▸ **Your assignment**
Print the whole listing again exactly as it stands, leaving out any images.

▸ **Data excerpts**

⟨

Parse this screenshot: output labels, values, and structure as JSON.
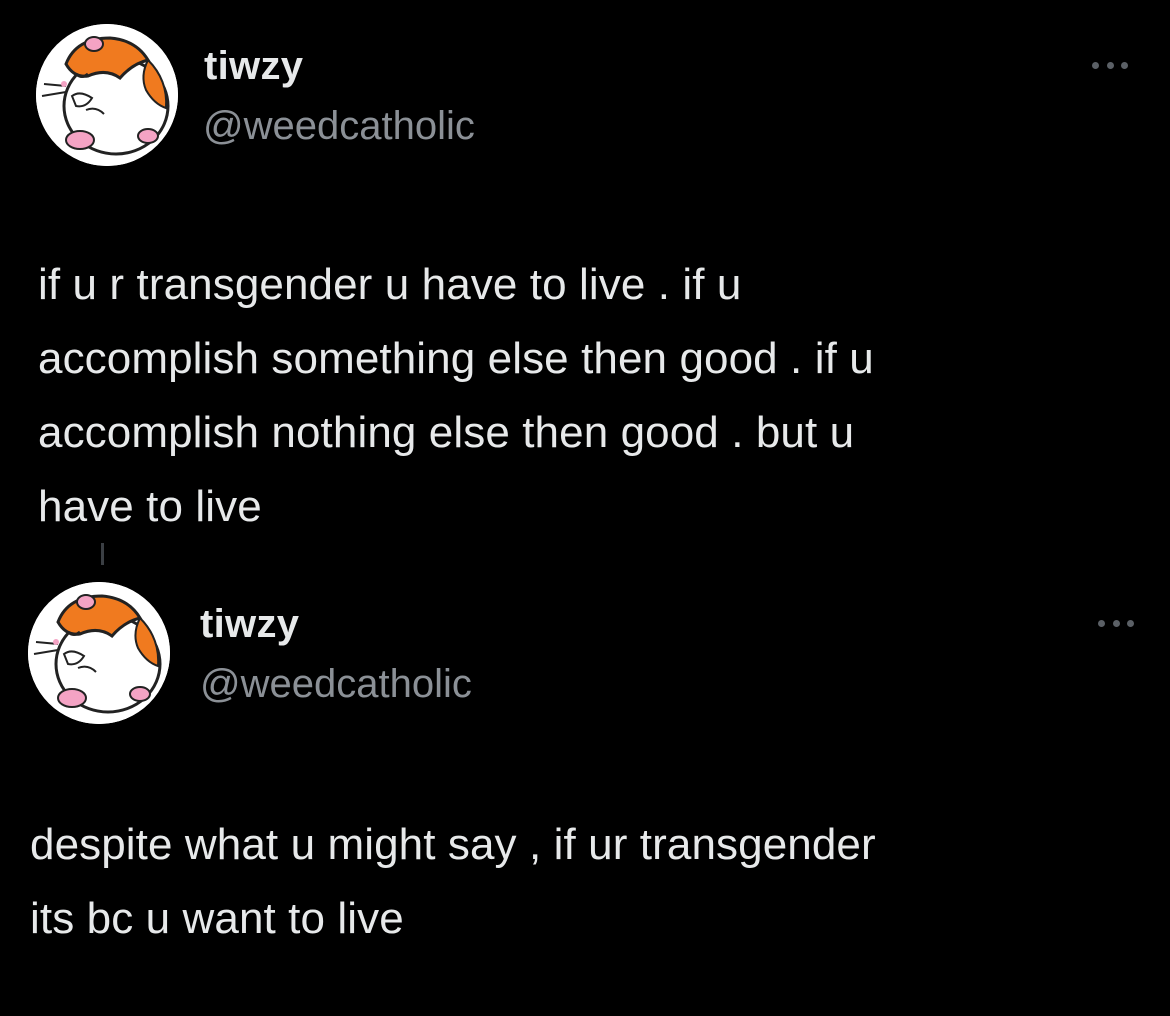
{
  "tweets": [
    {
      "author": {
        "display_name": "tiwzy",
        "handle": "@weedcatholic",
        "avatar_icon": "hamster-avatar-icon"
      },
      "more_icon": "more-dots-icon",
      "text": "if u r transgender u have to live . if u\naccomplish something else then good .  if u\naccomplish nothing else then good . but u\nhave to live"
    },
    {
      "author": {
        "display_name": "tiwzy",
        "handle": "@weedcatholic",
        "avatar_icon": "hamster-avatar-icon"
      },
      "more_icon": "more-dots-icon",
      "text": "despite what u might say , if ur transgender\nits bc u want to live"
    }
  ],
  "colors": {
    "background": "#000000",
    "primary_text": "#e7e9ea",
    "secondary_text": "#8b9096",
    "hamster_orange": "#f07a1f",
    "hamster_pink": "#f4a3c4"
  }
}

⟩

▸ **Answer section**
Parse this screenshot: output labels, values, and structure as JSON.
{
  "tweets": [
    {
      "author": {
        "display_name": "tiwzy",
        "handle": "@weedcatholic",
        "avatar_icon": "hamster-avatar-icon"
      },
      "more_icon": "more-dots-icon",
      "text": "if u r transgender u have to live . if u\naccomplish something else then good .  if u\naccomplish nothing else then good . but u\nhave to live"
    },
    {
      "author": {
        "display_name": "tiwzy",
        "handle": "@weedcatholic",
        "avatar_icon": "hamster-avatar-icon"
      },
      "more_icon": "more-dots-icon",
      "text": "despite what u might say , if ur transgender\nits bc u want to live"
    }
  ],
  "colors": {
    "background": "#000000",
    "primary_text": "#e7e9ea",
    "secondary_text": "#8b9096",
    "hamster_orange": "#f07a1f",
    "hamster_pink": "#f4a3c4"
  }
}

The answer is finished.